Element data from apps and pages:

━━━━━━━━━━━━━━━━━━━━

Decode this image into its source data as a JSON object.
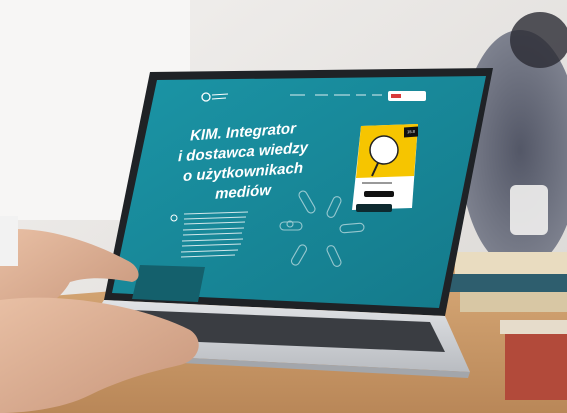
{
  "headline": {
    "line1": "KIM. Integrator",
    "line2": "i dostawca wiedzy",
    "line3": "o użytkownikach",
    "line4": "mediów"
  },
  "card": {
    "badge": "15.8"
  },
  "colors": {
    "screen_teal": "#1a8fa0",
    "card_yellow": "#f6c500",
    "wall": "#ece9e6",
    "desk": "#c89a6a",
    "laptop_silver": "#cfd2d6"
  }
}
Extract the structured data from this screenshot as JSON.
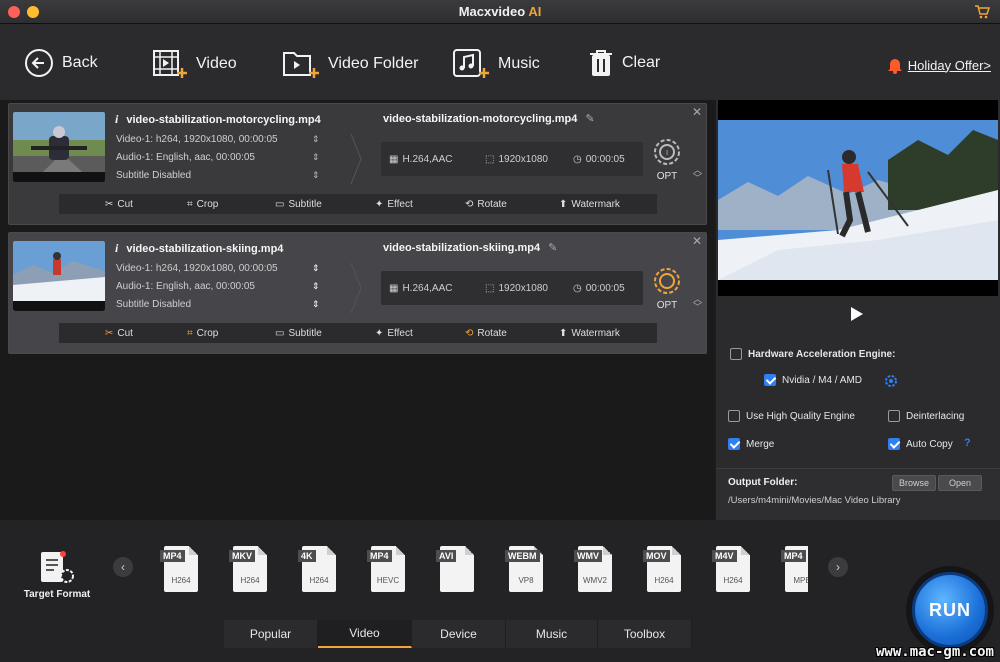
{
  "app": {
    "title_main": "Macxvideo",
    "title_accent": "AI"
  },
  "toolbar": {
    "back": "Back",
    "video": "Video",
    "video_folder": "Video Folder",
    "music": "Music",
    "clear": "Clear",
    "offer": "Holiday Offer>"
  },
  "files": [
    {
      "source_name": "video-stabilization-motorcycling.mp4",
      "video_line": "Video-1: h264, 1920x1080, 00:00:05",
      "audio_line": "Audio-1: English, aac, 00:00:05",
      "subtitle_line": "Subtitle Disabled",
      "output_name": "video-stabilization-motorcycling.mp4",
      "codec": "H.264,AAC",
      "resolution": "1920x1080",
      "duration": "00:00:05",
      "opt": "OPT"
    },
    {
      "source_name": "video-stabilization-skiing.mp4",
      "video_line": "Video-1: h264, 1920x1080, 00:00:05",
      "audio_line": "Audio-1: English, aac, 00:00:05",
      "subtitle_line": "Subtitle Disabled",
      "output_name": "video-stabilization-skiing.mp4",
      "codec": "H.264,AAC",
      "resolution": "1920x1080",
      "duration": "00:00:05",
      "opt": "OPT"
    }
  ],
  "edit_tools": {
    "cut": "Cut",
    "crop": "Crop",
    "subtitle": "Subtitle",
    "effect": "Effect",
    "rotate": "Rotate",
    "watermark": "Watermark"
  },
  "options": {
    "hw_engine": "Hardware Acceleration Engine:",
    "hw_vendor": "Nvidia / M4 / AMD",
    "high_quality": "Use High Quality Engine",
    "deinterlacing": "Deinterlacing",
    "merge": "Merge",
    "auto_copy": "Auto Copy",
    "help": "?"
  },
  "output": {
    "label": "Output Folder:",
    "path": "/Users/m4mini/Movies/Mac Video Library",
    "browse": "Browse",
    "open": "Open"
  },
  "target_format": "Target Format",
  "formats": [
    {
      "tag": "MP4",
      "codec": "H264"
    },
    {
      "tag": "MKV",
      "codec": "H264"
    },
    {
      "tag": "4K",
      "codec": "H264"
    },
    {
      "tag": "MP4",
      "codec": "HEVC"
    },
    {
      "tag": "AVI",
      "codec": ""
    },
    {
      "tag": "WEBM",
      "codec": "VP8"
    },
    {
      "tag": "WMV",
      "codec": "WMV2"
    },
    {
      "tag": "MOV",
      "codec": "H264"
    },
    {
      "tag": "M4V",
      "codec": "H264"
    },
    {
      "tag": "MP4",
      "codec": "MPE"
    }
  ],
  "tabs": [
    "Popular",
    "Video",
    "Device",
    "Music",
    "Toolbox"
  ],
  "run": "RUN",
  "watermark": "www.mac-gm.com",
  "colors": {
    "accent": "#f0a53a",
    "check": "#2f7ff0",
    "offer_bell": "#ff5a2a",
    "run": "#1b6fd8"
  }
}
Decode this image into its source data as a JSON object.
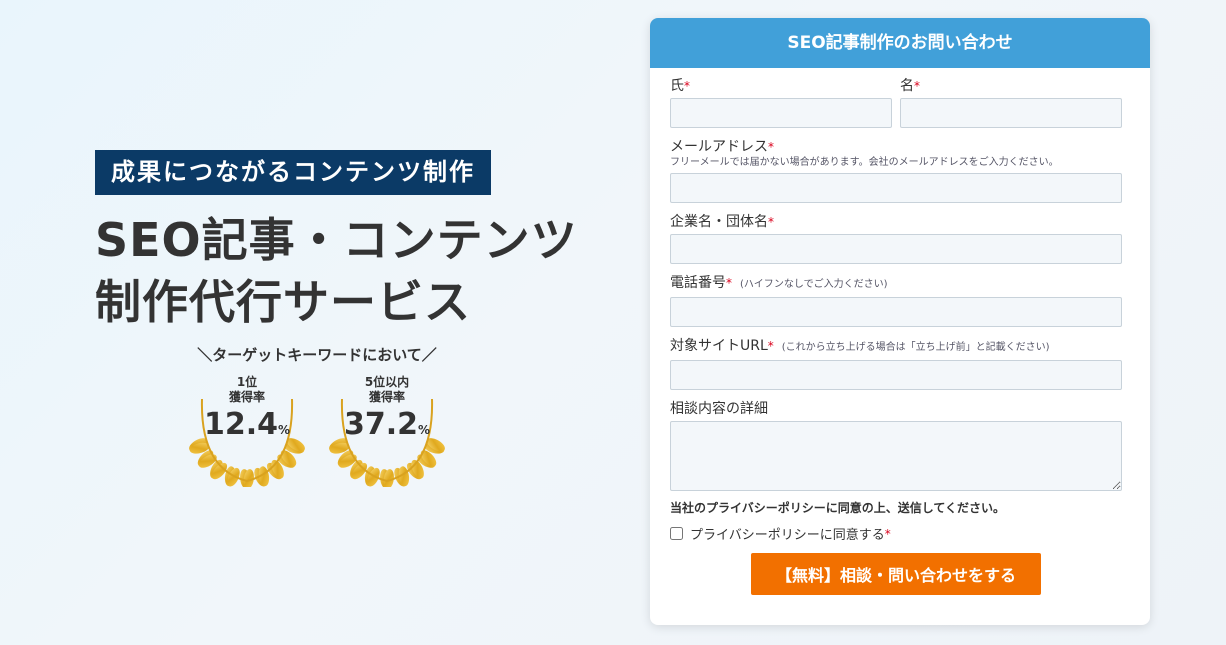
{
  "hero": {
    "badge": "成果につながるコンテンツ制作",
    "title_line1": "SEO記事・コンテンツ",
    "title_line2": "制作代行サービス",
    "awards_caption": "＼ターゲットキーワードにおいて／",
    "awards": [
      {
        "label1": "1位",
        "label2": "獲得率",
        "value": "12.4",
        "unit": "%"
      },
      {
        "label1": "5位以内",
        "label2": "獲得率",
        "value": "37.2",
        "unit": "%"
      }
    ]
  },
  "form": {
    "title": "SEO記事制作のお問い合わせ",
    "last_name_label": "氏",
    "first_name_label": "名",
    "required_mark": "*",
    "email_label": "メールアドレス",
    "email_hint": "フリーメールでは届かない場合があります。会社のメールアドレスをご入力ください。",
    "company_label": "企業名・団体名",
    "phone_label": "電話番号",
    "phone_hint": "(ハイフンなしでご入力ください)",
    "site_label": "対象サイトURL",
    "site_hint": "(これから立ち上げる場合は「立ち上げ前」と記載ください)",
    "detail_label": "相談内容の詳細",
    "privacy_notice": "当社のプライバシーポリシーに同意の上、送信してください。",
    "agree_label": "プライバシーポリシーに同意する",
    "submit_label": "【無料】相談・問い合わせをする"
  },
  "colors": {
    "header": "#41a0d9",
    "submit": "#f27000",
    "badge": "#0b3a66",
    "required": "#d9001b"
  }
}
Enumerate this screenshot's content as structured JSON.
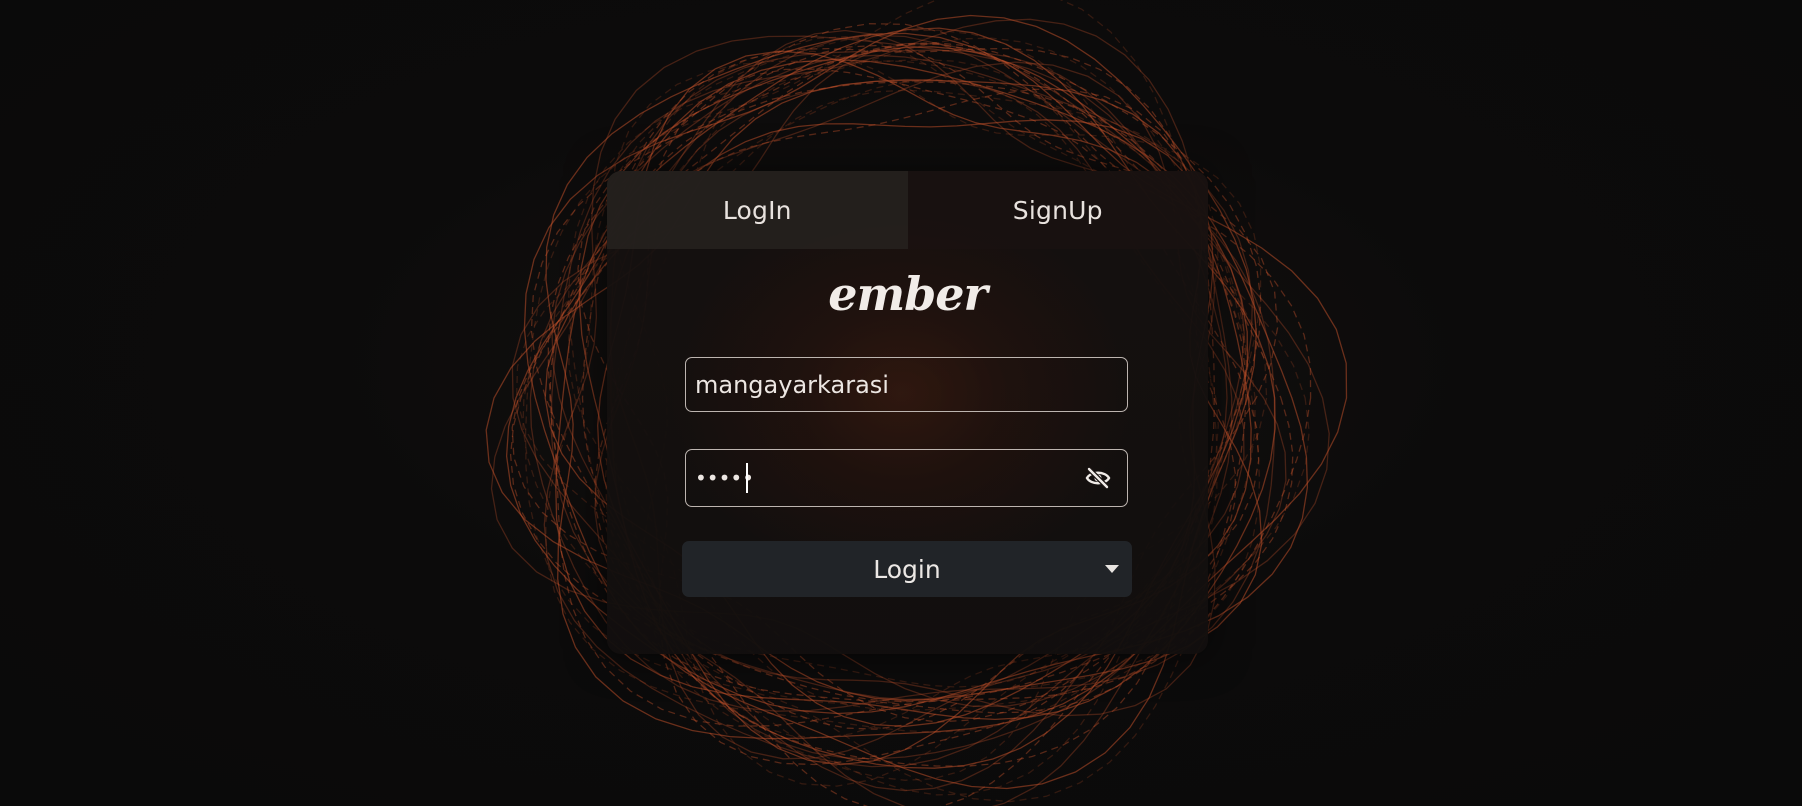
{
  "tabs": {
    "login_label": "LogIn",
    "signup_label": "SignUp"
  },
  "brand": {
    "logo_text": "ember"
  },
  "form": {
    "username_value": "mangayarkarasi",
    "password_masked": "•••••",
    "toggle_icon": "eye-slash-icon"
  },
  "actions": {
    "login_label": "Login",
    "dropdown_icon": "caret-down-icon"
  },
  "colors": {
    "accent": "#c2502a",
    "background": "#0b0b0b",
    "button": "#212428"
  }
}
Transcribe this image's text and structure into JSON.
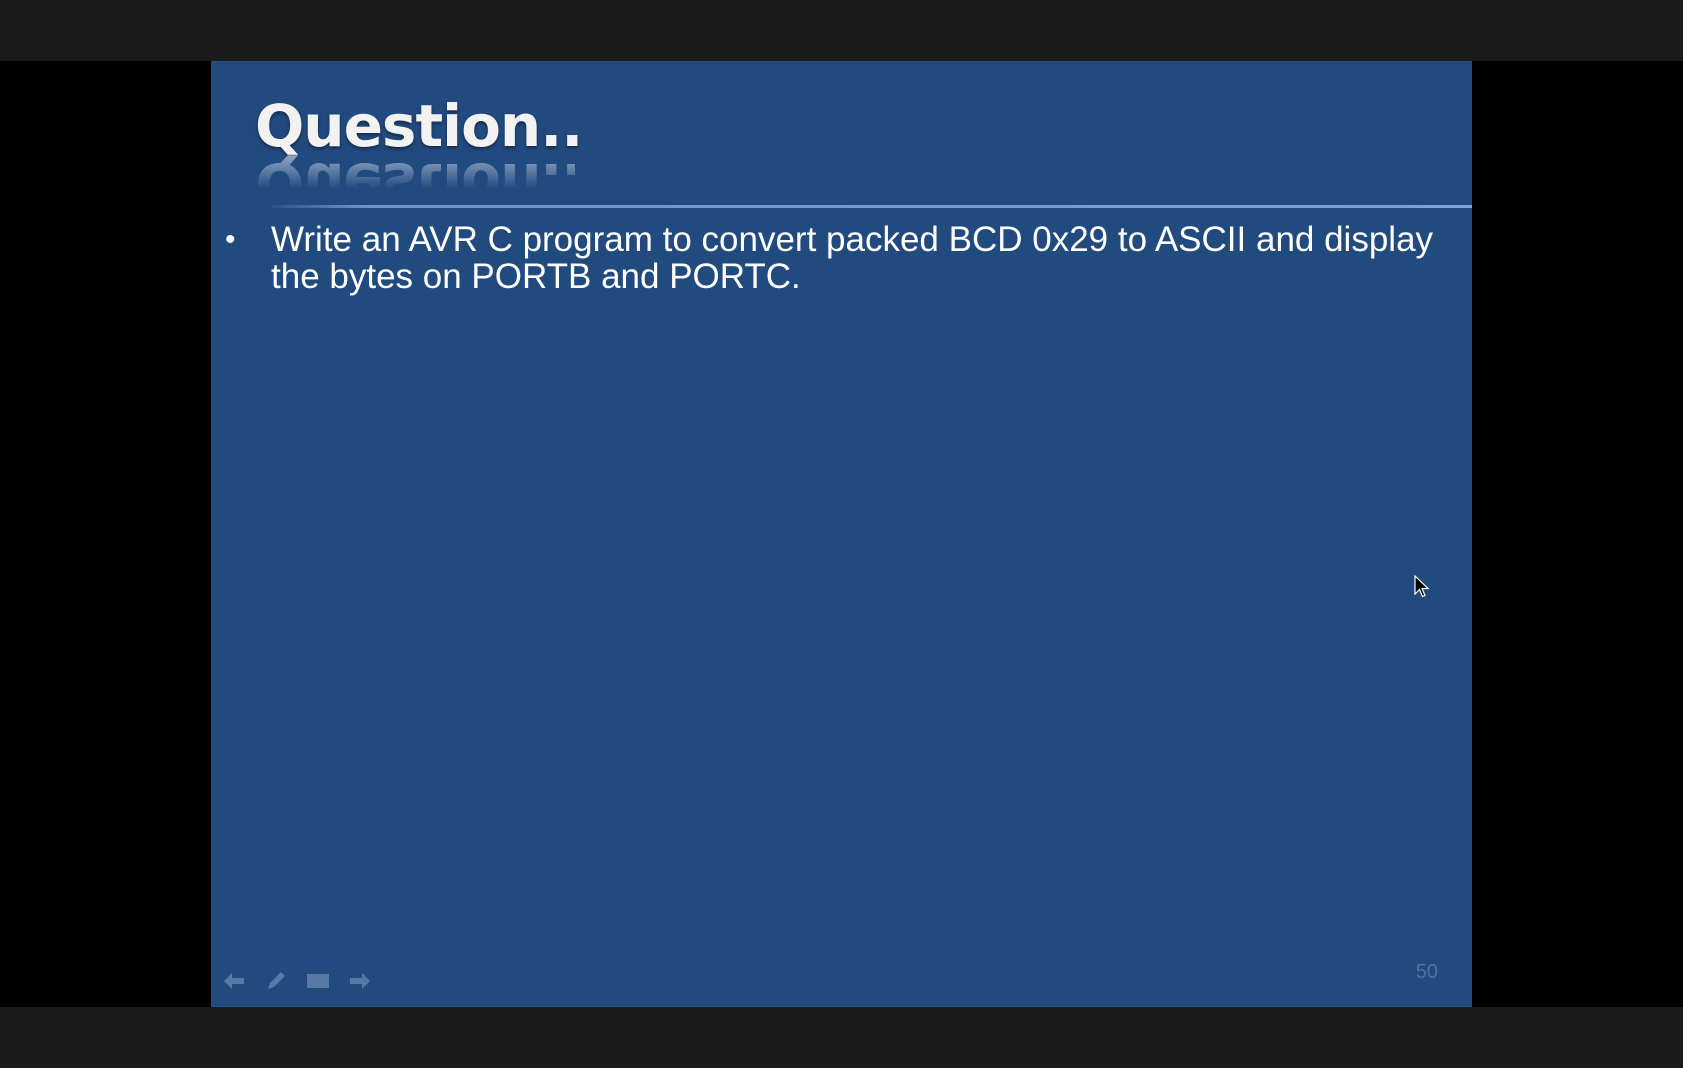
{
  "slide": {
    "title": "Question..",
    "bullets": [
      {
        "marker": "•",
        "text": "Write an AVR C program to convert packed BCD 0x29 to ASCII and display the bytes on PORTB and PORTC."
      }
    ],
    "slide_number": "50",
    "background_color": "#214a7f"
  },
  "nav_controls": {
    "previous_icon": "arrow-left-icon",
    "pen_icon": "pen-icon",
    "menu_icon": "slide-menu-icon",
    "next_icon": "arrow-right-icon"
  },
  "cursor_icon": "mouse-pointer-icon"
}
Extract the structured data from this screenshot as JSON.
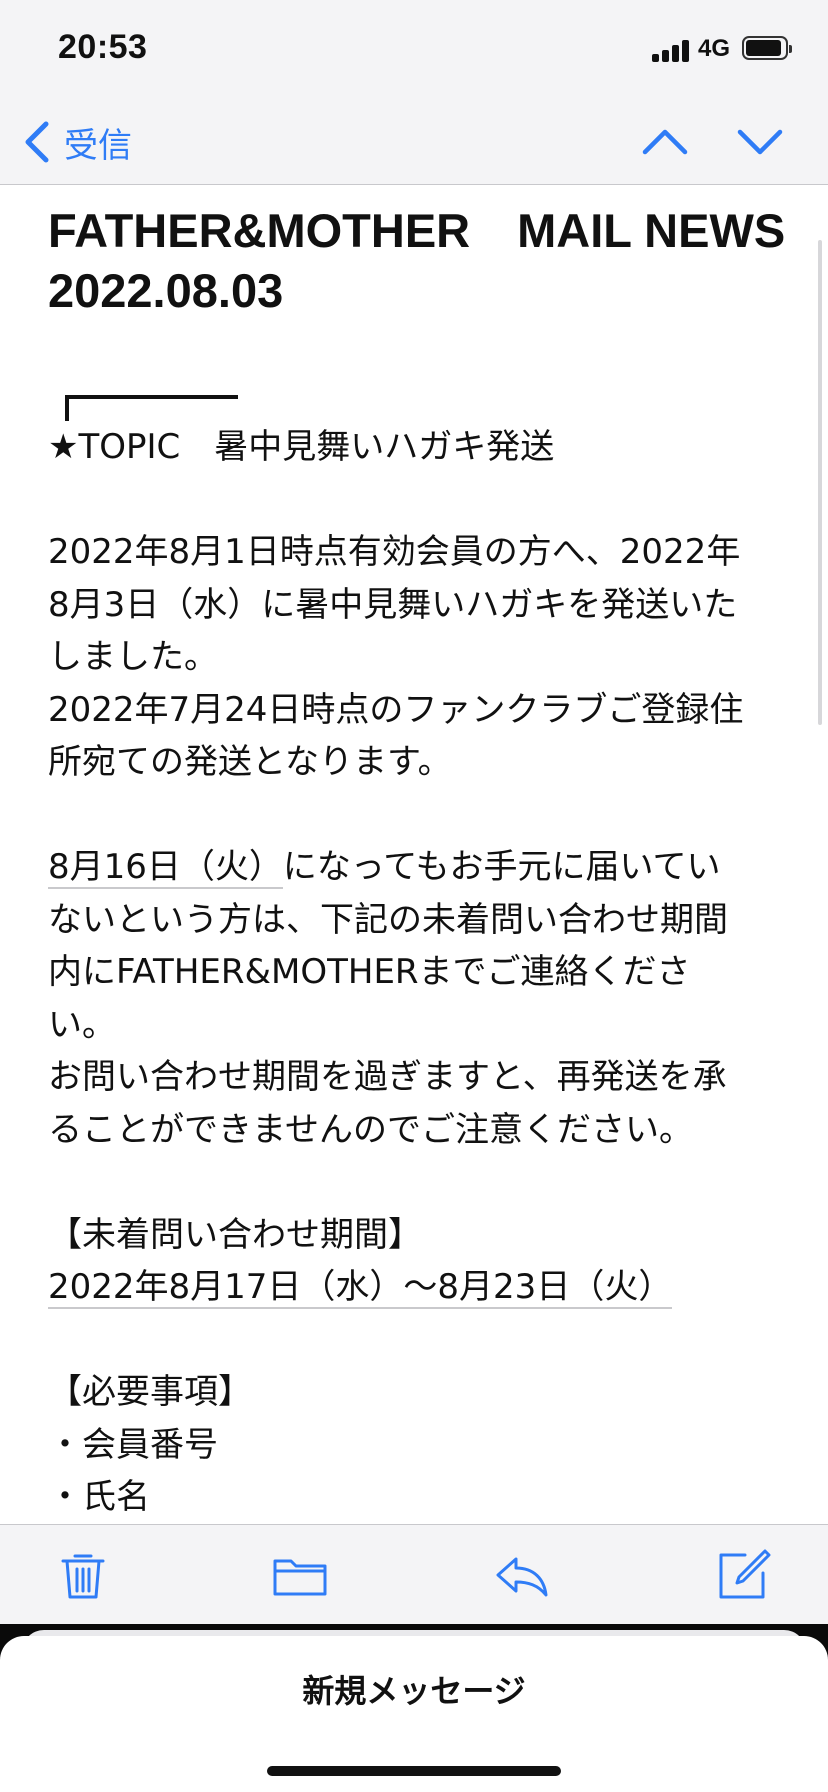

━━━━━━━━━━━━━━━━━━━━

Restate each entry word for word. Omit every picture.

Decode this image into its source data as a JSON object.
{
  "headline": {
    "line1": "KIM. Integrator",
    "line2": "i dostawca wiedzy",
    "line3": "o użytkownikach",
    "line4": "mediów"
  },
  "card": {
    "badge": "15.8"
  },
  "colors": {
    "screen_teal": "#1a8fa0",
    "card_yellow": "#f6c500",
    "wall": "#ece9e6",
    "desk": "#c89a6a",
    "laptop_silver": "#cfd2d6"
  }
}
Extract the structured data from this screenshot as JSON.
{
  "app": {
    "title_main": "Macxvideo",
    "title_accent": "AI"
  },
  "toolbar": {
    "back": "Back",
    "video": "Video",
    "video_folder": "Video Folder",
    "music": "Music",
    "clear": "Clear",
    "offer": "Holiday Offer>"
  },
  "files": [
    {
      "source_name": "video-stabilization-motorcycling.mp4",
      "video_line": "Video-1: h264, 1920x1080, 00:00:05",
      "audio_line": "Audio-1: English, aac, 00:00:05",
      "subtitle_line": "Subtitle Disabled",
      "output_name": "video-stabilization-motorcycling.mp4",
      "codec": "H.264,AAC",
      "resolution": "1920x1080",
      "duration": "00:00:05",
      "opt": "OPT"
    },
    {
      "source_name": "video-stabilization-skiing.mp4",
      "video_line": "Video-1: h264, 1920x1080, 00:00:05",
      "audio_line": "Audio-1: English, aac, 00:00:05",
      "subtitle_line": "Subtitle Disabled",
      "output_name": "video-stabilization-skiing.mp4",
      "codec": "H.264,AAC",
      "resolution": "1920x1080",
      "duration": "00:00:05",
      "opt": "OPT"
    }
  ],
  "edit_tools": {
    "cut": "Cut",
    "crop": "Crop",
    "subtitle": "Subtitle",
    "effect": "Effect",
    "rotate": "Rotate",
    "watermark": "Watermark"
  },
  "options": {
    "hw_engine": "Hardware Acceleration Engine:",
    "hw_vendor": "Nvidia / M4 / AMD",
    "high_quality": "Use High Quality Engine",
    "deinterlacing": "Deinterlacing",
    "merge": "Merge",
    "auto_copy": "Auto Copy",
    "help": "?"
  },
  "output": {
    "label": "Output Folder:",
    "path": "/Users/m4mini/Movies/Mac Video Library",
    "browse": "Browse",
    "open": "Open"
  },
  "target_format": "Target Format",
  "formats": [
    {
      "tag": "MP4",
      "codec": "H264"
    },
    {
      "tag": "MKV",
      "codec": "H264"
    },
    {
      "tag": "4K",
      "codec": "H264"
    },
    {
      "tag": "MP4",
      "codec": "HEVC"
    },
    {
      "tag": "AVI",
      "codec": ""
    },
    {
      "tag": "WEBM",
      "codec": "VP8"
    },
    {
      "tag": "WMV",
      "codec": "WMV2"
    },
    {
      "tag": "MOV",
      "codec": "H264"
    },
    {
      "tag": "M4V",
      "codec": "H264"
    },
    {
      "tag": "MP4",
      "codec": "MPE"
    }
  ],
  "tabs": [
    "Popular",
    "Video",
    "Device",
    "Music",
    "Toolbox"
  ],
  "run": "RUN",
  "watermark": "www.mac-gm.com",
  "colors": {
    "accent": "#f0a53a",
    "check": "#2f7ff0",
    "offer_bell": "#ff5a2a",
    "run": "#1b6fd8"
  }
}
Decode this image into its source data as a JSON object.
{
  "hero": {
    "badge": "成果につながるコンテンツ制作",
    "title_line1": "SEO記事・コンテンツ",
    "title_line2": "制作代行サービス",
    "awards_caption": "＼ターゲットキーワードにおいて／",
    "awards": [
      {
        "label1": "1位",
        "label2": "獲得率",
        "value": "12.4",
        "unit": "%"
      },
      {
        "label1": "5位以内",
        "label2": "獲得率",
        "value": "37.2",
        "unit": "%"
      }
    ]
  },
  "form": {
    "title": "SEO記事制作のお問い合わせ",
    "last_name_label": "氏",
    "first_name_label": "名",
    "required_mark": "*",
    "email_label": "メールアドレス",
    "email_hint": "フリーメールでは届かない場合があります。会社のメールアドレスをご入力ください。",
    "company_label": "企業名・団体名",
    "phone_label": "電話番号",
    "phone_hint": "(ハイフンなしでご入力ください)",
    "site_label": "対象サイトURL",
    "site_hint": "(これから立ち上げる場合は「立ち上げ前」と記載ください)",
    "detail_label": "相談内容の詳細",
    "privacy_notice": "当社のプライバシーポリシーに同意の上、送信してください。",
    "agree_label": "プライバシーポリシーに同意する",
    "submit_label": "【無料】相談・問い合わせをする"
  },
  "colors": {
    "header": "#41a0d9",
    "submit": "#f27000",
    "badge": "#0b3a66",
    "required": "#d9001b"
  }
}
Enumerate this screenshot's content as structured JSON.
{
  "tabs": {
    "login_label": "LogIn",
    "signup_label": "SignUp"
  },
  "brand": {
    "logo_text": "ember"
  },
  "form": {
    "username_value": "mangayarkarasi",
    "password_masked": "•••••",
    "toggle_icon": "eye-slash-icon"
  },
  "actions": {
    "login_label": "Login",
    "dropdown_icon": "caret-down-icon"
  },
  "colors": {
    "accent": "#c2502a",
    "background": "#0b0b0b",
    "button": "#212428"
  }
}
Transcribe this image's text and structure into JSON.
{
  "slide": {
    "title": "Question..",
    "bullets": [
      {
        "marker": "•",
        "text": "Write an AVR C program to convert packed BCD 0x29 to ASCII and display the bytes on PORTB and PORTC."
      }
    ],
    "slide_number": "50",
    "background_color": "#214a7f"
  },
  "nav_controls": {
    "previous_icon": "arrow-left-icon",
    "pen_icon": "pen-icon",
    "menu_icon": "slide-menu-icon",
    "next_icon": "arrow-right-icon"
  },
  "cursor_icon": "mouse-pointer-icon"
}
Extract the structured data from this screenshot as JSON.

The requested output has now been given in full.